Directions for this task: The answer is the set of lines that include "true", copied from the data below.

::: Dataset content :::

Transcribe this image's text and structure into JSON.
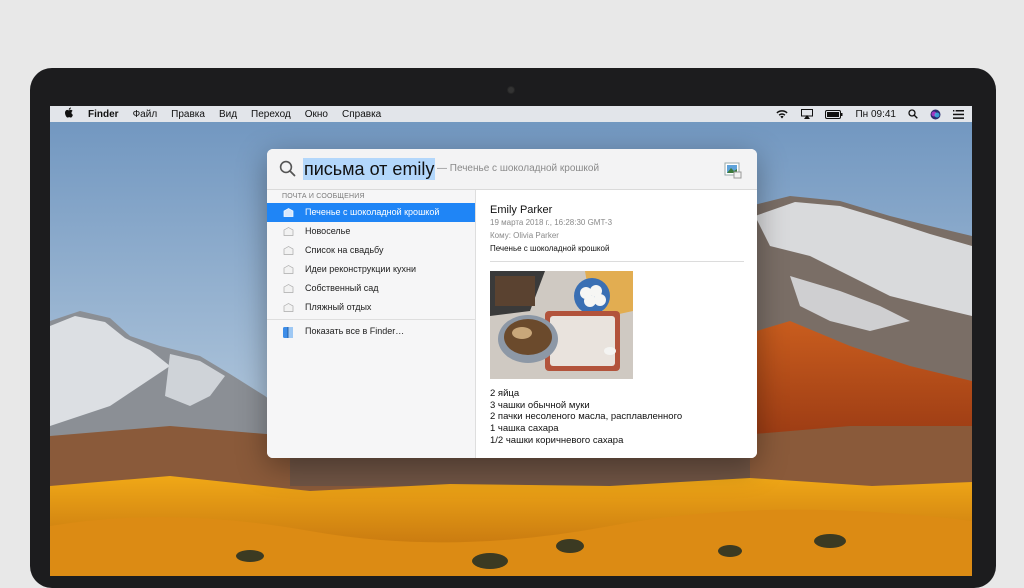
{
  "menubar": {
    "app_name": "Finder",
    "menus": [
      "Файл",
      "Правка",
      "Вид",
      "Переход",
      "Окно",
      "Справка"
    ],
    "clock": "Пн 09:41",
    "icons": [
      "apple-icon",
      "wifi-icon",
      "airplay-icon",
      "battery-icon",
      "spotlight-icon",
      "siri-icon",
      "control-menu-icon"
    ]
  },
  "spotlight": {
    "query": "письма от emily",
    "suggestion": "— Печенье с шоколадной крошкой",
    "section_title": "ПОЧТА И СООБЩЕНИЯ",
    "results": [
      {
        "label": "Печенье с шоколадной крошкой",
        "selected": true
      },
      {
        "label": "Новоселье",
        "selected": false
      },
      {
        "label": "Список на свадьбу",
        "selected": false
      },
      {
        "label": "Идеи реконструкции кухни",
        "selected": false
      },
      {
        "label": "Собственный сад",
        "selected": false
      },
      {
        "label": "Пляжный отдых",
        "selected": false
      }
    ],
    "show_all": "Показать все в Finder…"
  },
  "preview": {
    "from": "Emily Parker",
    "date": "19 марта 2018 г., 16:28:30 GMT-3",
    "to": "Кому: Olivia Parker",
    "subject": "Печенье с шоколадной крошкой",
    "body": [
      "2 яйца",
      "3 чашки обычной муки",
      "2 пачки несоленого масла, расплавленного",
      "1 чашка сахара",
      "1/2 чашки коричневого сахара"
    ]
  },
  "colors": {
    "selection": "#1f85f6",
    "query_highlight": "#b3d7fb"
  }
}
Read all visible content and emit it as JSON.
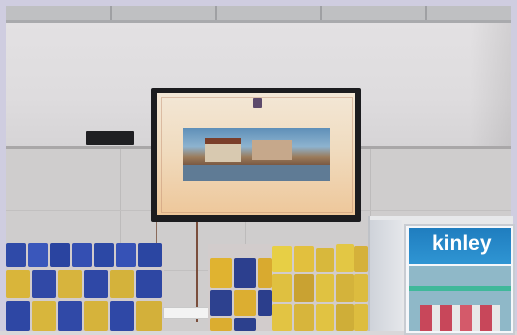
{
  "scene": {
    "fridge_brand": "kinley"
  },
  "colors": {
    "frame": "#cfcde0",
    "wall": "#dedcde",
    "tv_screen": "#f0dcc0",
    "fridge_panel": "#1f7dbf"
  }
}
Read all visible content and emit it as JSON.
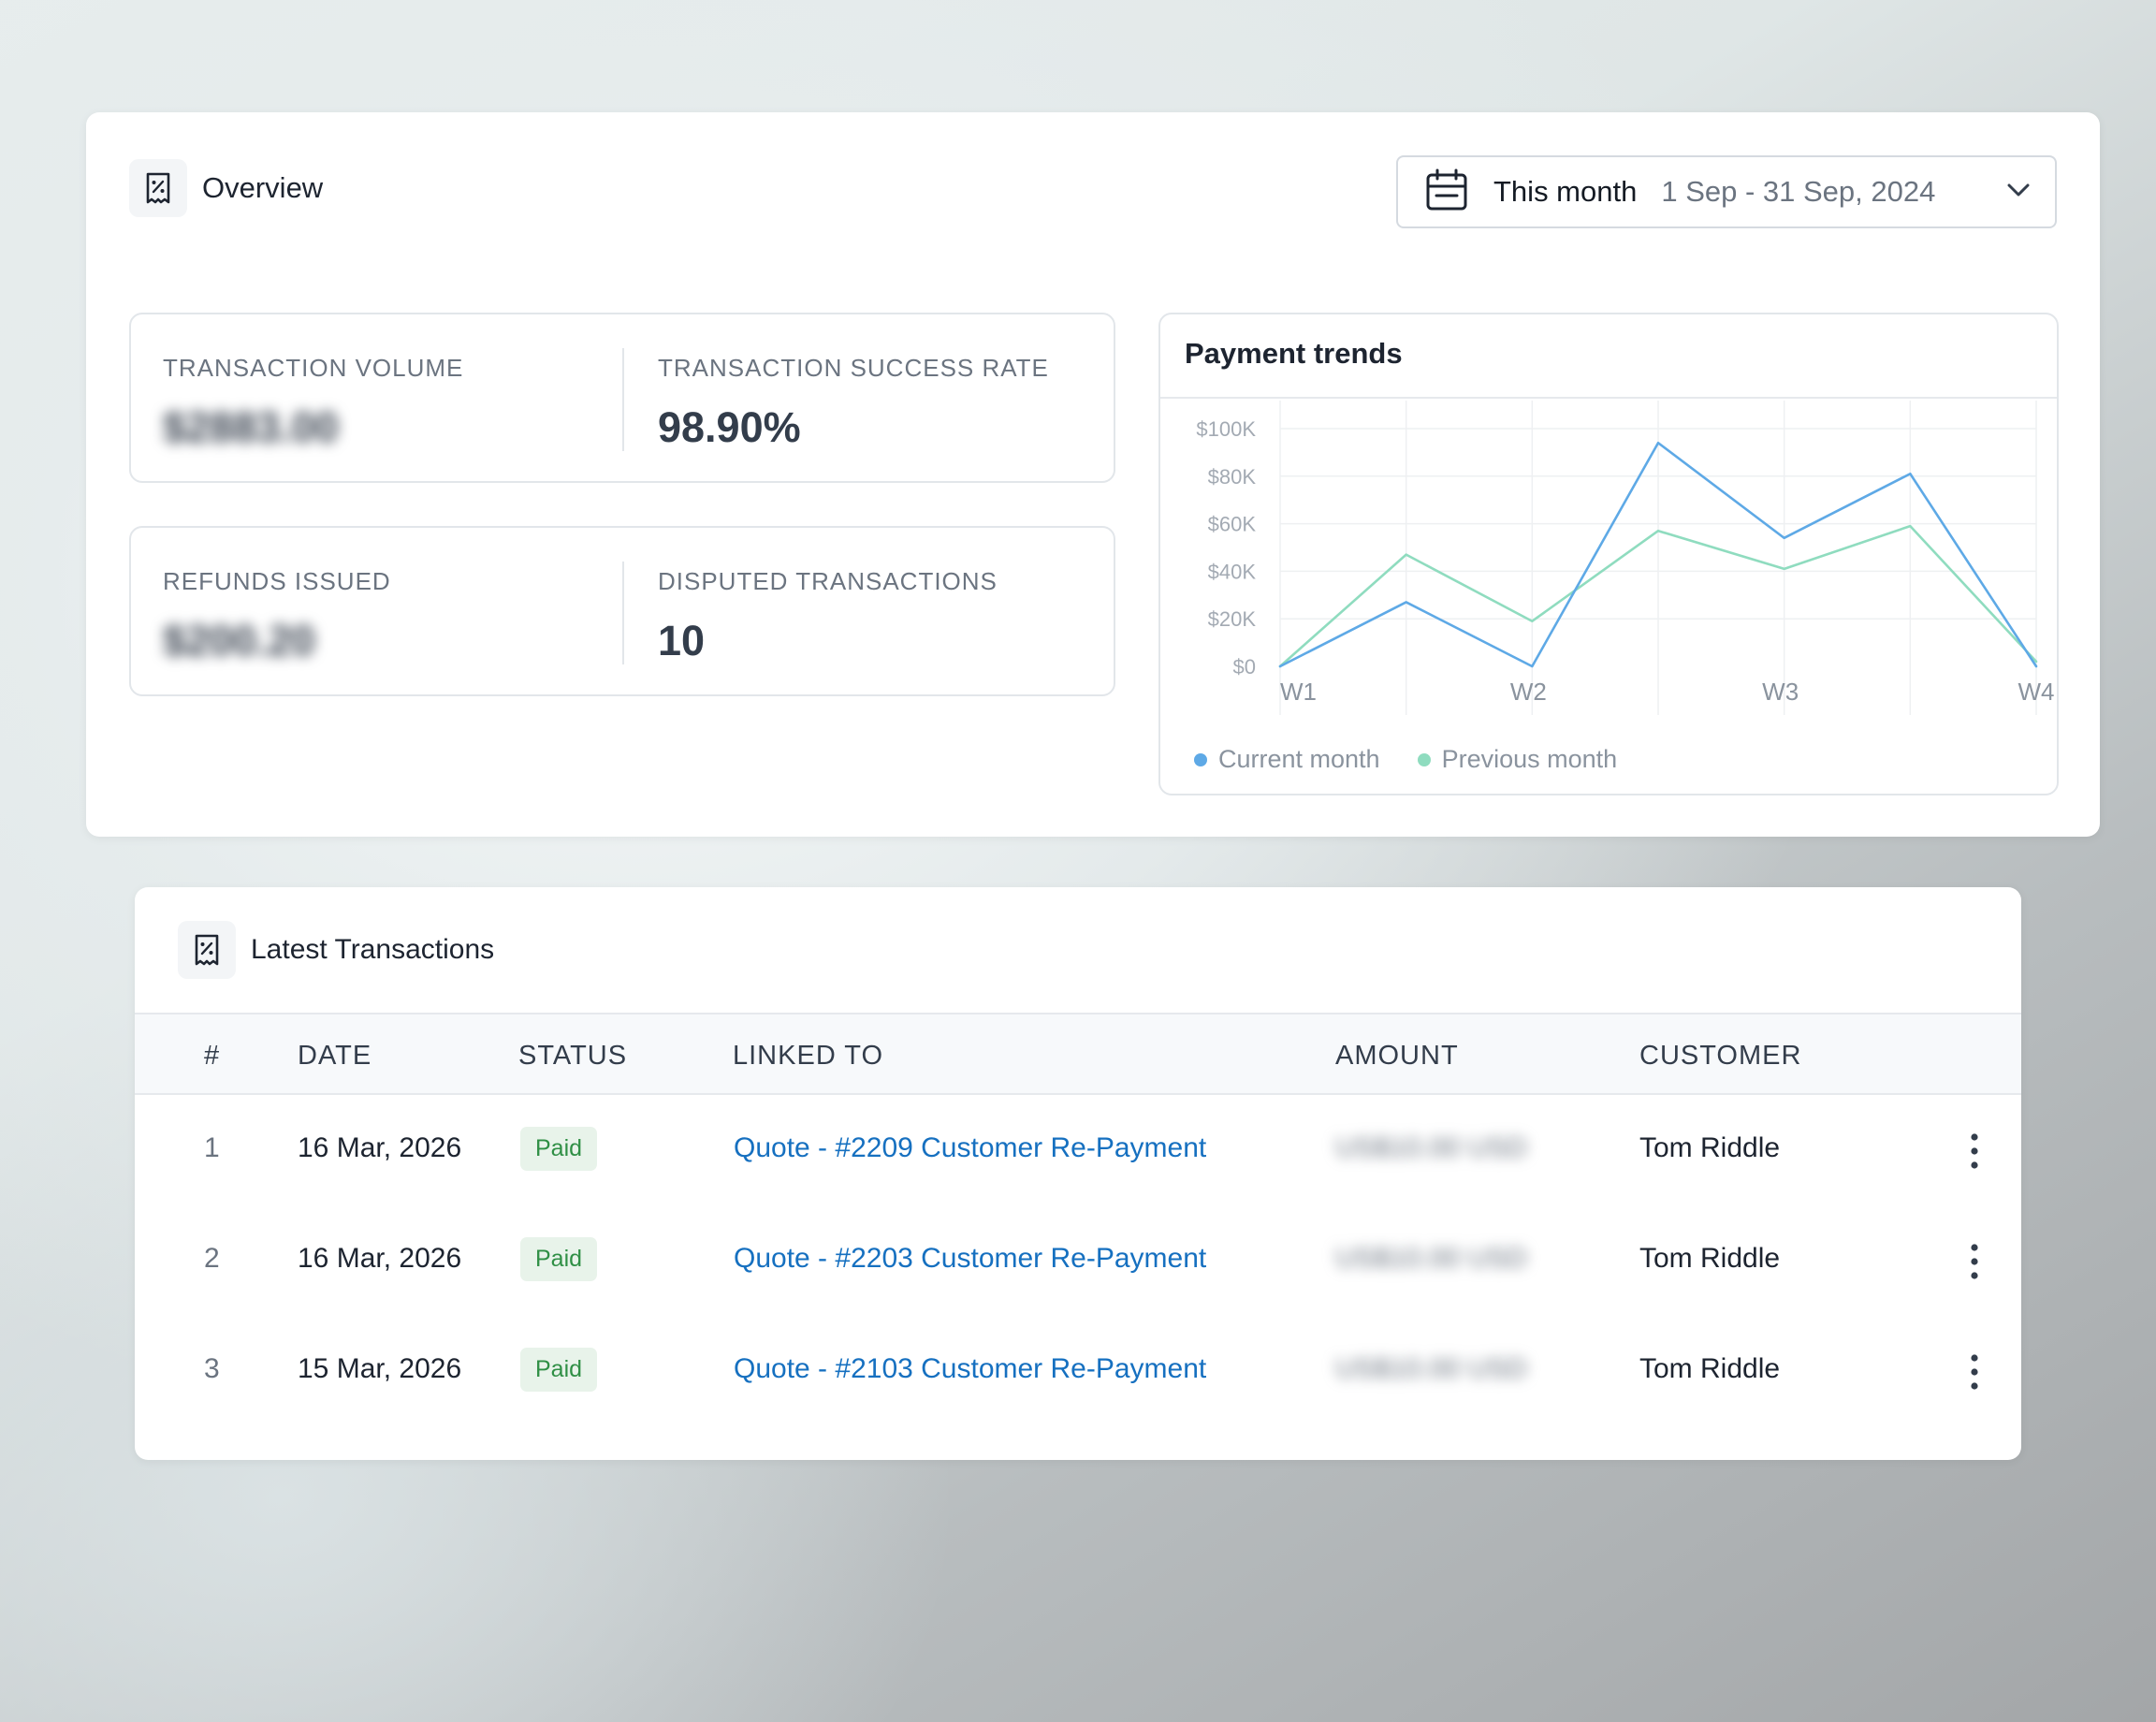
{
  "overview": {
    "title": "Overview",
    "icon": "receipt-percent-icon",
    "date_filter": {
      "label": "This month",
      "range": "1 Sep - 31 Sep, 2024",
      "icon": "calendar-icon",
      "chevron": "chevron-down-icon"
    },
    "stats": [
      {
        "label": "TRANSACTION VOLUME",
        "value": "$2883.00",
        "blurred": true
      },
      {
        "label": "TRANSACTION SUCCESS RATE",
        "value": "98.90%"
      },
      {
        "label": "REFUNDS ISSUED",
        "value": "$200.20",
        "blurred": true
      },
      {
        "label": "DISPUTED TRANSACTIONS",
        "value": "10"
      }
    ]
  },
  "chart_data": {
    "type": "line",
    "title": "Payment trends",
    "x": [
      "W1",
      "",
      "W2",
      "",
      "W3",
      "",
      "W4"
    ],
    "x_ticks": [
      "W1",
      "W2",
      "W3",
      "W4"
    ],
    "y_ticks": [
      "$100K",
      "$80K",
      "$60K",
      "$40K",
      "$20K",
      "$0"
    ],
    "ylim": [
      0,
      100000
    ],
    "grid": true,
    "legend_position": "bottom-left",
    "series": [
      {
        "name": "Current month",
        "color": "#5ea9e6",
        "values": [
          0,
          27000,
          0,
          94000,
          54000,
          81000,
          0
        ]
      },
      {
        "name": "Previous month",
        "color": "#8fdcbf",
        "values": [
          0,
          47000,
          19000,
          57000,
          41000,
          59000,
          2000
        ]
      }
    ]
  },
  "transactions": {
    "title": "Latest Transactions",
    "icon": "receipt-percent-icon",
    "columns": [
      "#",
      "DATE",
      "STATUS",
      "LINKED TO",
      "AMOUNT",
      "CUSTOMER"
    ],
    "rows": [
      {
        "index": "1",
        "date": "16 Mar, 2026",
        "status": "Paid",
        "linked_to": "Quote - #2209 Customer Re-Payment",
        "amount": "US$10.00 USD",
        "customer": "Tom Riddle"
      },
      {
        "index": "2",
        "date": "16 Mar, 2026",
        "status": "Paid",
        "linked_to": "Quote - #2203 Customer Re-Payment",
        "amount": "US$10.00 USD",
        "customer": "Tom Riddle"
      },
      {
        "index": "3",
        "date": "15 Mar, 2026",
        "status": "Paid",
        "linked_to": "Quote - #2103 Customer Re-Payment",
        "amount": "US$10.00 USD",
        "customer": "Tom Riddle"
      }
    ],
    "row_menu_icon": "kebab-menu-icon"
  },
  "colors": {
    "link": "#1670c0",
    "paid_badge_bg": "#e8f3ea",
    "paid_badge_text": "#2f8f45"
  }
}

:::

Finished exercise:
        "selected": true
        "blurred": true
        "blurred": true
    "grid": true,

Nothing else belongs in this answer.